Mary Lowe (Guernsey politician)

Mary May Lowe is a politician in the Bailiwick of Guernsey. She served in the island's legislature for 26 years, becoming Guernsey's longest-serving politician, before leaving office after the 2020 general election.

Political careerEdit

Lowe was first elected as a representative of the parish of Vale in the States of Guernsey, the bailiwick's legislature, in 1994.[1][2][3][4] She was consistently reelected over the next two decades. Beginning in 2004 she served as social security minister on the States of Guernsey's Policy Council.[5] She lost the ministerial position in 2007 to Diane Lewis, with Lowe attributing her election loss to the Fallgate scandal.[6]

After a long career in the legislature, Lowe became the first person to hold the title of "Mother of the House." In this role, she served as acting presiding officer when the parliament's bailiff or deputy bailiff were unavailable.[1][2][7] She also led the States of Guernsey's Committee for Home Affairs, which is responsible for managing the bailiwick's emergency services, judicial system, and prison, from 2013 to 2020.[1][2][8][9]

In 2017, Lowe faced complaints that she had made discriminatory comments about a fellow politician, Marc Leadbeater, suggesting that he would be unfit to serve in the legislature because he has a close relative with disabilities. She denied any wrongdoing and dismissed the complaints as "totally unwarranted."[10] Then, in 2019, Lowe faced pressure to step down from her position in the legislature amid allegations that she bullied staff. After a government report accused Lowe of "harassing or bullying" staff on the Committee for Home Affairs, Lowe argued there was a "woeful lack of evidence" and declined to leave office, although two other committee members stepped down in anticipation of the report's release.[9][11][12]

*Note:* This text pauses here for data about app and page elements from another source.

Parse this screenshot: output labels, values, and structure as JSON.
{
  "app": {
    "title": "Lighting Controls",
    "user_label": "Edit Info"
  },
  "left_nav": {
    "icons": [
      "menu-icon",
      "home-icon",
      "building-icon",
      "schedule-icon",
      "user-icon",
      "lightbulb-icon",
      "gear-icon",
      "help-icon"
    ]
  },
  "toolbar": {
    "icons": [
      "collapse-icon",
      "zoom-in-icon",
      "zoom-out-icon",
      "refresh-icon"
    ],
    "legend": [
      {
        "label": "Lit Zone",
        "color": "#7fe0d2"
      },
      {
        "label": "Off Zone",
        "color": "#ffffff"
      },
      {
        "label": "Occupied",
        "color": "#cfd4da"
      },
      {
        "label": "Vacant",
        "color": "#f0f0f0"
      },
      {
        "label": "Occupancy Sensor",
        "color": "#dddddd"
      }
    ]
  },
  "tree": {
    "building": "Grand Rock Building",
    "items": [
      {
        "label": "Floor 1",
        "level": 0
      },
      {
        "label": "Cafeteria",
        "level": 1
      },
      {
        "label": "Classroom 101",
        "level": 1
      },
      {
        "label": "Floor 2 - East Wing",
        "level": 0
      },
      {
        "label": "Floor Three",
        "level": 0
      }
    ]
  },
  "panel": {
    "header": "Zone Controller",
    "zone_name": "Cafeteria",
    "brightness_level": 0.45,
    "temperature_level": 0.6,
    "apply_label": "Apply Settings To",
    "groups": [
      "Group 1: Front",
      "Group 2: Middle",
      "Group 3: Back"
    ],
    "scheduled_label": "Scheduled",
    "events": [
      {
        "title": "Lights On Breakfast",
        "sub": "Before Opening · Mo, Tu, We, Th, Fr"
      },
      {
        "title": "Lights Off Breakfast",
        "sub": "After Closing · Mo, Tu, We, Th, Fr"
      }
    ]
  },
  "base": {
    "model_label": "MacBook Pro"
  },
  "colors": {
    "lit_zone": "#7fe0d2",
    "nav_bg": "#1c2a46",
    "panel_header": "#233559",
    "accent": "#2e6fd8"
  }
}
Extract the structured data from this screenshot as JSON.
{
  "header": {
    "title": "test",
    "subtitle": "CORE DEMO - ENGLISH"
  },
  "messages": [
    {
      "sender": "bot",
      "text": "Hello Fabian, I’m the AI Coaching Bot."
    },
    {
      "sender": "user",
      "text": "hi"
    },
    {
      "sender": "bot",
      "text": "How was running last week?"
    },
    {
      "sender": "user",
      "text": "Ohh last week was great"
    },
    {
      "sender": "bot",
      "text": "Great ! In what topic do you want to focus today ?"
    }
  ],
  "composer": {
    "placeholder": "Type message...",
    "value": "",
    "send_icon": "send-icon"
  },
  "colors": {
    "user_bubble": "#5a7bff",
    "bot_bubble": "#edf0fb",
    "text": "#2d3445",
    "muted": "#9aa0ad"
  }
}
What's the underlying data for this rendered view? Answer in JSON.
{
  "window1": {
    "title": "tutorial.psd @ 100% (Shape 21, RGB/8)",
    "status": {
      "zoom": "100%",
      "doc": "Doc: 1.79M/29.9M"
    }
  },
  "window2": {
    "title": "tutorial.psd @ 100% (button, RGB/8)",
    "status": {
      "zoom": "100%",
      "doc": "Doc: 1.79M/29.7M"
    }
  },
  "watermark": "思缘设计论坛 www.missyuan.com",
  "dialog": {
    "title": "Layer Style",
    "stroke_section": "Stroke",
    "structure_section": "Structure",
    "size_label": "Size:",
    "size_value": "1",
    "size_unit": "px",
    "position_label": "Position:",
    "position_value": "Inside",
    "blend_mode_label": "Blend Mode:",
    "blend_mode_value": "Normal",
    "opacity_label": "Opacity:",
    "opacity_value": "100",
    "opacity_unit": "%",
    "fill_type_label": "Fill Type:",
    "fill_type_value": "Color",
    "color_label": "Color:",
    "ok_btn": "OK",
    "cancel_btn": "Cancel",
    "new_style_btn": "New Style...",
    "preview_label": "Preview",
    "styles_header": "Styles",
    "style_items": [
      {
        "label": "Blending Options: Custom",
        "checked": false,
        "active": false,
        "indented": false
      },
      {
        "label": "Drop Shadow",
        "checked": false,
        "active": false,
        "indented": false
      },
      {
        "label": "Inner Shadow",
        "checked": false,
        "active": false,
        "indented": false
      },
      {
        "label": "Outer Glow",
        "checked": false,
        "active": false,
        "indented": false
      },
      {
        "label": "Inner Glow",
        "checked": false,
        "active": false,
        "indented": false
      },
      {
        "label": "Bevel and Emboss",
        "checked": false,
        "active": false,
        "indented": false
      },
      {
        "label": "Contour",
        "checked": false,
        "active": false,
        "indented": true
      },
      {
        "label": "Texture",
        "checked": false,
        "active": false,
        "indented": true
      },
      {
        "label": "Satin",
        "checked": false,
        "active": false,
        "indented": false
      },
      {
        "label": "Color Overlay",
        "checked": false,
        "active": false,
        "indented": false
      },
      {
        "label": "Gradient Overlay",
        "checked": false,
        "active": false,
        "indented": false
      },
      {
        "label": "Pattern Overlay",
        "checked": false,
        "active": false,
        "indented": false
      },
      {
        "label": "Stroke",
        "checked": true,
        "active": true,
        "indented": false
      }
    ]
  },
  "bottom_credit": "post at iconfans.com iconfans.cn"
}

The 2020 Guernsey general election, which was delayed by the COVID-19 pandemic, marked a major restructure of Guernsey's electoral system, with political parties introduced to the first time and candidates running in an all-island vote rather than separate parishes. Lowe ran as an independent. She lost her spot in the legislature, with 20.4% support in the plurality-at-large vote.[1][2][3][13] On leaving office, Lowe was the island's longest-serving politician.[1][2]

ReferencesEdit

  1. ^ a b c d e "Mary Lowe ends run of success after 26 years". Guernsey Press. 9 October 2020. Retrieved 20 April 2021.{{cite web}}: CS1 maint: url-status (link)
  2. ^ a b c d e "Guernsey Election: Eleven Deputies lose their seats". ITV News. 9 October 2020. Retrieved 20 April 2021.
  3. ^ a b "Mary's political low". Bailiwick Express. 9 October 2020. Retrieved 20 April 2021.{{cite web}}: CS1 maint: url-status (link)
  4. ^ "Vale Deputy challenges 'power station homes' development". Vale Parish Guernsey. 23 March 2019. Retrieved 20 April 2021.{{cite web}}: CS1 maint: url-status (link)
  5. ^ "Guernsey States decides department and committee roles". BBC News. 11 May 2012. Retrieved 20 April 2021.
  6. ^ "'Fallagate put me off bench'". Guernsey Press. 7 March 2007. Retrieved 20 April 2021.{{cite web}}: CS1 maint: url-status (link)
  7. ^ "Mary May Lowe". Election 2020 Guernsey. Retrieved 20 April 2021.{{cite web}}: CS1 maint: url-status (link)
  8. ^ "Guernsey's Mother of the House is elected to Home board". BBC News. 30 January 2013. Retrieved 20 April 2021.
  9. ^ a b "Guernsey Home Affairs Committee president 'bullied staff', report says". BBC News. 24 June 2019. Retrieved 20 April 2021.
  10. ^ "Deputy Mary Lowe: complaints 'totally unwarranted'". ITV News. 15 February 2017. Retrieved 20 April 2021.
  11. ^ "Head of Home Affairs Deputy Mary Lowe urged to step down". BBC News. 28 June 2019. Retrieved 20 April 2021.
  12. ^ "Calls for President of Home Affairs to resign in Guernsey". ITV News. 28 June 2019. Retrieved 20 April 2021.
  13. ^ "The Results of the 2020 General Election". Election 2020 Guernsey. 11 October 2020. Retrieved 20 April 2021.{{cite web}}: CS1 maint: url-status (link)